He further elaborated, "The issues that have been a thorn in the dollar's side, such as the debt ceiling, persist, despite some recent steps forward."
On Tuesday, a significant event is slated to take place - President Joe Biden is set to hold direct discussions with congressional leaders. This precedes his departure for a Group of Seven nations meeting in Japan. Despite the evident lack of agreement between the opposing factions, the White House has not dismissed the annual spending limits that Republicans argue must accompany any expansion of the country's staggering $31.4 trillion debt limit.
Late in the morning trading session, the dollar index, which gauges the value of the greenback against six primary counterparts, dipped by 0.2% to land at 102.48. Earlier in the session, it managed to touch a five-week zenith of 102.75.
Numerous factors could potentially be behind the recent upswing in the dollar's value. These include worries about U.S. inflation, safe-haven purchasing triggered by the apprehension about the debt ceiling impasse, and general fears about global economic growth.
Alvin Tan, RBC Capital Markets' head of Asia FX strategy, proposed that the recent bolstering in U.S. bond yields could be offering support to the currency. U.S. yields witnessed an uptick on both Friday and Monday after a University of Michigan consumer survey showed that long-term inflation expectations had rocketed to a peak not seen since 2011.
This revelation has reopened the discussion of a potential Federal Reserve rate hike next month, with market participants currently betting on a 17% probability.

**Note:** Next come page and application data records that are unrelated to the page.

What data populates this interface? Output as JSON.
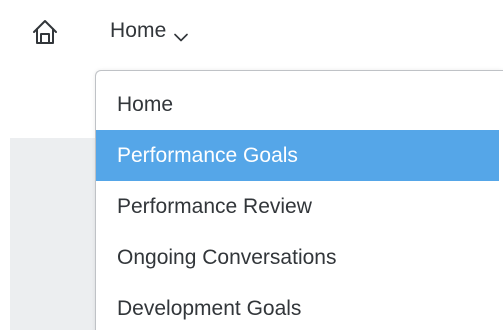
{
  "nav": {
    "current_label": "Home",
    "home_icon": "home-icon",
    "chevron_icon": "chevron-down-icon"
  },
  "menu": {
    "items": [
      {
        "label": "Home",
        "selected": false
      },
      {
        "label": "Performance Goals",
        "selected": true
      },
      {
        "label": "Performance Review",
        "selected": false
      },
      {
        "label": "Ongoing Conversations",
        "selected": false
      },
      {
        "label": "Development Goals",
        "selected": false
      }
    ]
  },
  "colors": {
    "highlight": "#55a6e8",
    "text": "#32363a",
    "background_panel": "#eceef0"
  }
}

The euro, trading at $1.0875, experienced a 0.2% increase against the dollar, bouncing back after a 1.54% decrease the previous week. Simultaneously, the dollar enjoyed a 0.3% rise against the yen, trading at 136.14, while the sterling saw a 0.5% ascent, trading at $1.2513, making a recovery from a 1.45% decline the previous week.